also delivers mild electric stimulation lowered blood pressure
by as much as 50 percent.
Reporting in the March issue
of the Journal of Applied Physiology, researchers at
The University of California, Irvine (UCI) first tested rats
with acupuncture alone and found it had no effect on blood pressure.
They then ran a mild electrical
current through the acupuncture needles -- a technique called
electroacupuncture.
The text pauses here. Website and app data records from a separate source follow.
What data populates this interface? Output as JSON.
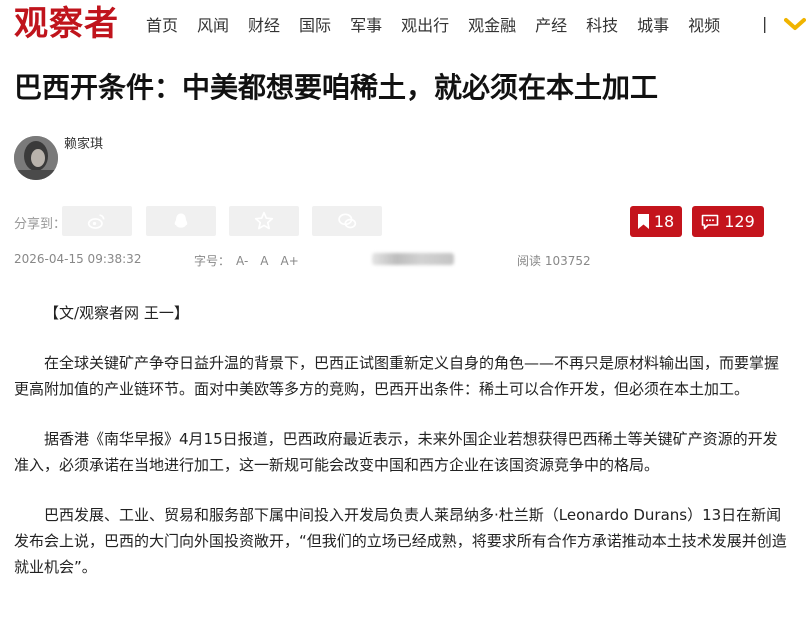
{
  "header": {
    "logo": "观察者",
    "nav": [
      "首页",
      "风闻",
      "财经",
      "国际",
      "军事",
      "观出行",
      "观金融",
      "产经",
      "科技",
      "城事",
      "视频"
    ],
    "separator": "|"
  },
  "article": {
    "title": "巴西开条件：中美都想要咱稀土，就必须在本土加工",
    "author": "赖家琪",
    "share_label": "分享到：",
    "share_icons": [
      "weibo-icon",
      "qq-icon",
      "qzone-star-icon",
      "wechat-icon"
    ],
    "bookmark_count": "18",
    "comment_count": "129",
    "date": "2026-04-15 09:38:32",
    "font_size_label": "字号：",
    "font_sizes": [
      "A-",
      "A",
      "A+"
    ],
    "read_label": "阅读",
    "read_count": "103752",
    "byline": "【文/观察者网 王一】",
    "paragraphs": [
      "在全球关键矿产争夺日益升温的背景下，巴西正试图重新定义自身的角色——不再只是原材料输出国，而要掌握更高附加值的产业链环节。面对中美欧等多方的竞购，巴西开出条件：稀土可以合作开发，但必须在本土加工。",
      "据香港《南华早报》4月15日报道，巴西政府最近表示，未来外国企业若想获得巴西稀土等关键矿产资源的开发准入，必须承诺在当地进行加工，这一新规可能会改变中国和西方企业在该国资源竞争中的格局。",
      "巴西发展、工业、贸易和服务部下属中间投入开发局负责人莱昂纳多·杜兰斯（Leonardo Durans）13日在新闻发布会上说，巴西的大门向外国投资敞开，“但我们的立场已经成熟，将要求所有合作方承诺推动本土技术发展并创造就业机会”。"
    ]
  },
  "colors": {
    "brand": "#c0141c",
    "badge": "#c4141c",
    "share_bg": "#f0f0f0",
    "meta_text": "#888888"
  }
}
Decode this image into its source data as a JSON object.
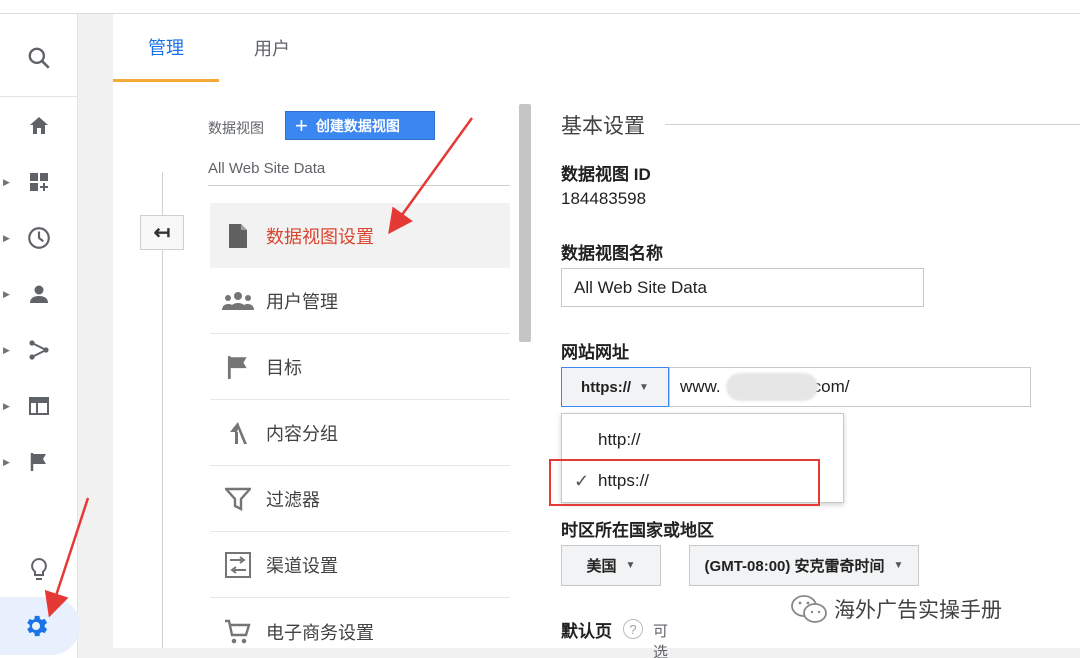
{
  "tabs": {
    "admin": "管理",
    "users": "用户"
  },
  "rail": {
    "search_icon": "search-icon",
    "items": [
      "home-icon",
      "customization-icon",
      "realtime-icon",
      "audience-icon",
      "acquisition-icon",
      "behavior-icon",
      "conversions-icon"
    ],
    "discover_icon": "lightbulb-icon",
    "admin_icon": "gear-icon"
  },
  "view_column": {
    "label": "数据视图",
    "create_button": "创建数据视图",
    "current_view": "All Web Site Data",
    "menu": [
      {
        "label": "数据视图设置",
        "icon": "document-icon",
        "selected": true
      },
      {
        "label": "用户管理",
        "icon": "people-icon"
      },
      {
        "label": "目标",
        "icon": "flag-icon"
      },
      {
        "label": "内容分组",
        "icon": "content-grouping-icon"
      },
      {
        "label": "过滤器",
        "icon": "filter-icon"
      },
      {
        "label": "渠道设置",
        "icon": "channel-settings-icon"
      },
      {
        "label": "电子商务设置",
        "icon": "cart-icon"
      }
    ]
  },
  "settings": {
    "section_title": "基本设置",
    "view_id_label": "数据视图 ID",
    "view_id_value": "184483598",
    "view_name_label": "数据视图名称",
    "view_name_value": "All Web Site Data",
    "website_url_label": "网站网址",
    "protocol_selected": "https://",
    "url_value_prefix": "www.",
    "url_value_suffix": "com/",
    "protocol_options": [
      "http://",
      "https://"
    ],
    "timezone_label": "时区所在国家或地区",
    "country": "美国",
    "timezone": "(GMT-08:00) 安克雷奇时间",
    "default_page_label": "默认页",
    "default_page_optional": "可选"
  },
  "watermark": "海外广告实操手册",
  "colors": {
    "accent_blue": "#1a73e8",
    "button_blue": "#3b87f2",
    "highlight_red": "#e53935",
    "tab_underline": "#f4a938"
  }
}
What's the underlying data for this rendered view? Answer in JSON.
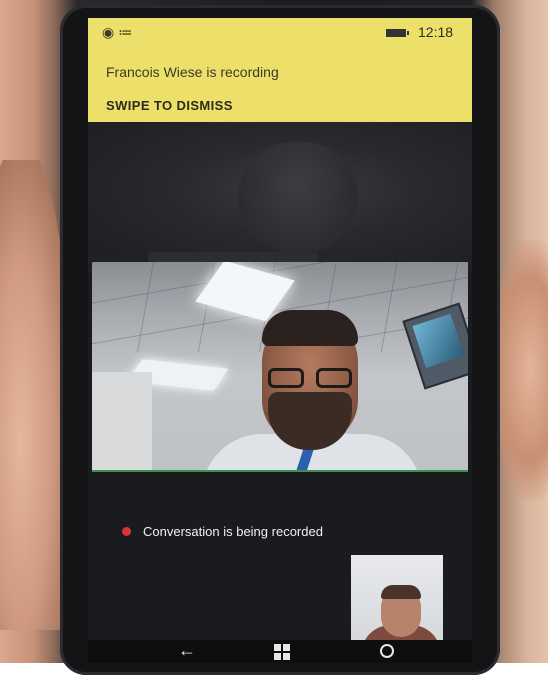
{
  "status_bar": {
    "time": "12:18",
    "icons": [
      "app-icon",
      "wifi-icon",
      "battery-icon"
    ]
  },
  "notification": {
    "message": "Francois Wiese is recording",
    "action": "SWIPE TO DISMISS",
    "background_color": "#ede06a"
  },
  "call": {
    "recording_status": "Conversation is being recorded",
    "recording_dot_color": "#d8343b"
  },
  "nav_bar": {
    "icons": [
      "back-arrow-icon",
      "windows-start-icon",
      "search-icon"
    ],
    "back_glyph": "←"
  }
}
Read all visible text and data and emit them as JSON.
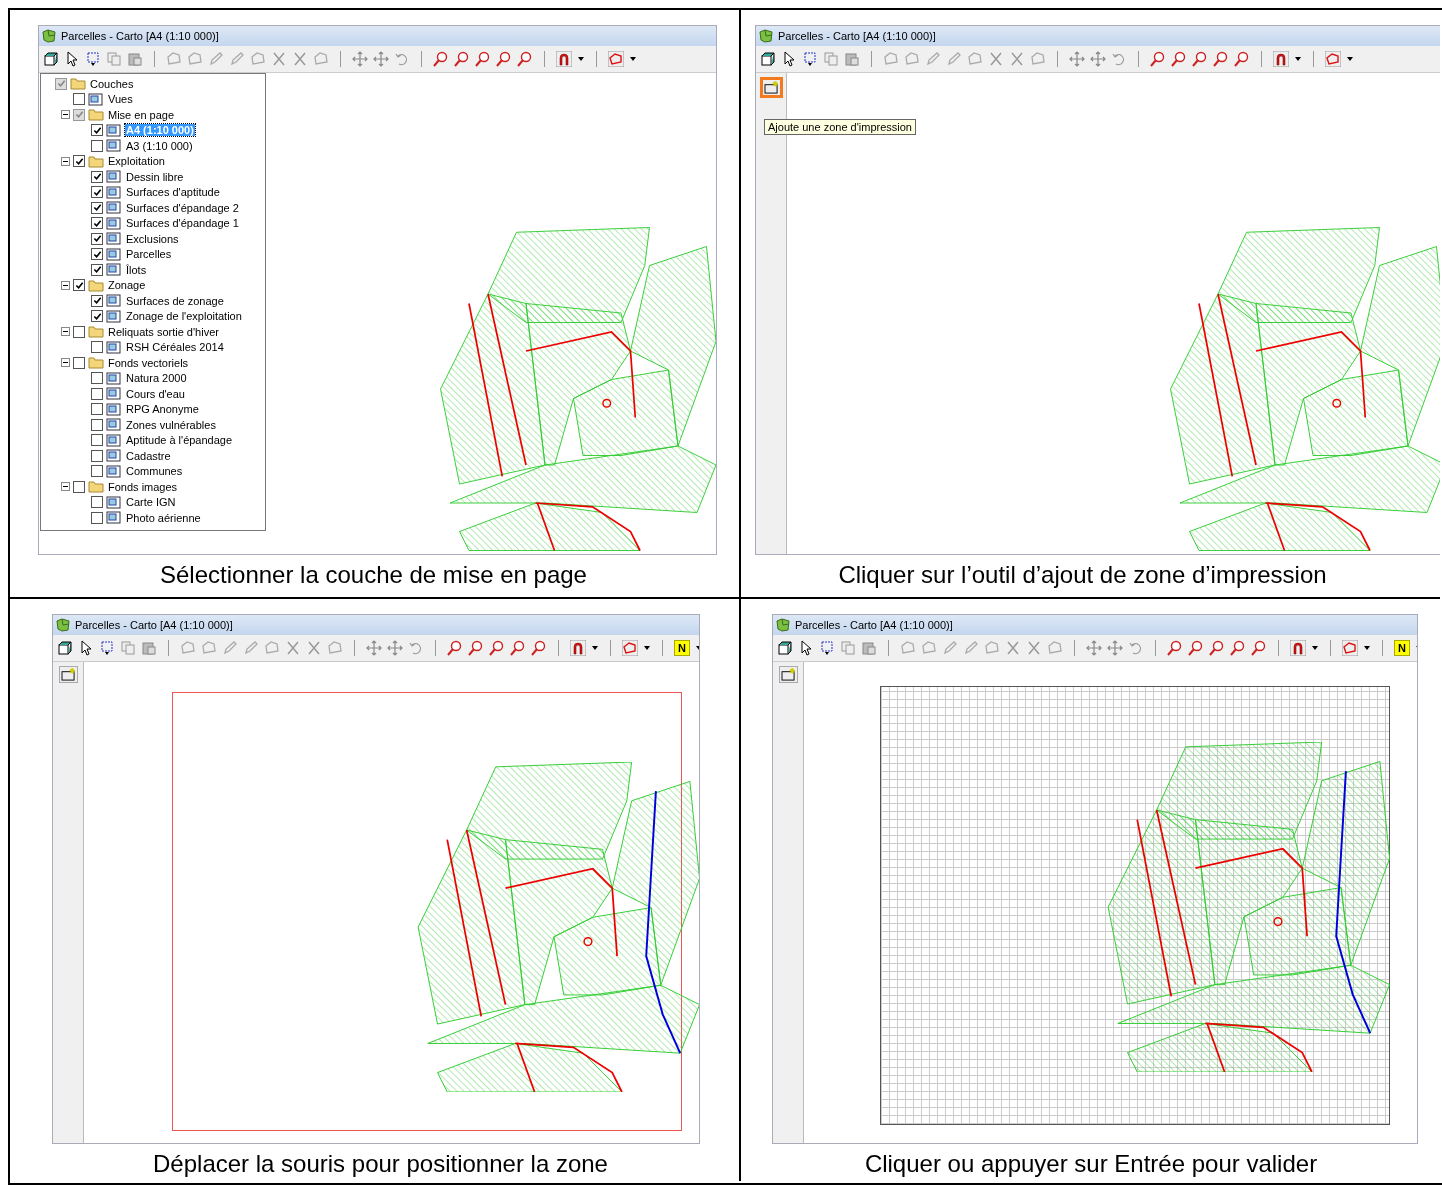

The researchers found that while high frequencies
of electrical stimulation had no effect, lower frequencies reduced
the rats' increased blood pressure by as much as 40 percent
to 50 percent.
A 30-minute electroacupuncture
treatment reduced the rats' blood pressure by 25 mmHg and the
effect lasted for nearly two hours, the California team reported.
"This type of electroacupuncture
is only effective on elevated blood pressure levels, such as
those present in hypertension, and the treatment has no impact
on standing blood pressure rates," study leader Dr. John C.
Longhurst, director of UCI's Samueli Center for Integrative
Medicine, said in a prepared statement.
"Our goal is to help establish
a standard of acupuncture treatment that can benefit everyone
who has hypertension and other cardiac ailments," Longhurst
He and his team are currently
testing electroacupuncture in humans.
Reference Source 101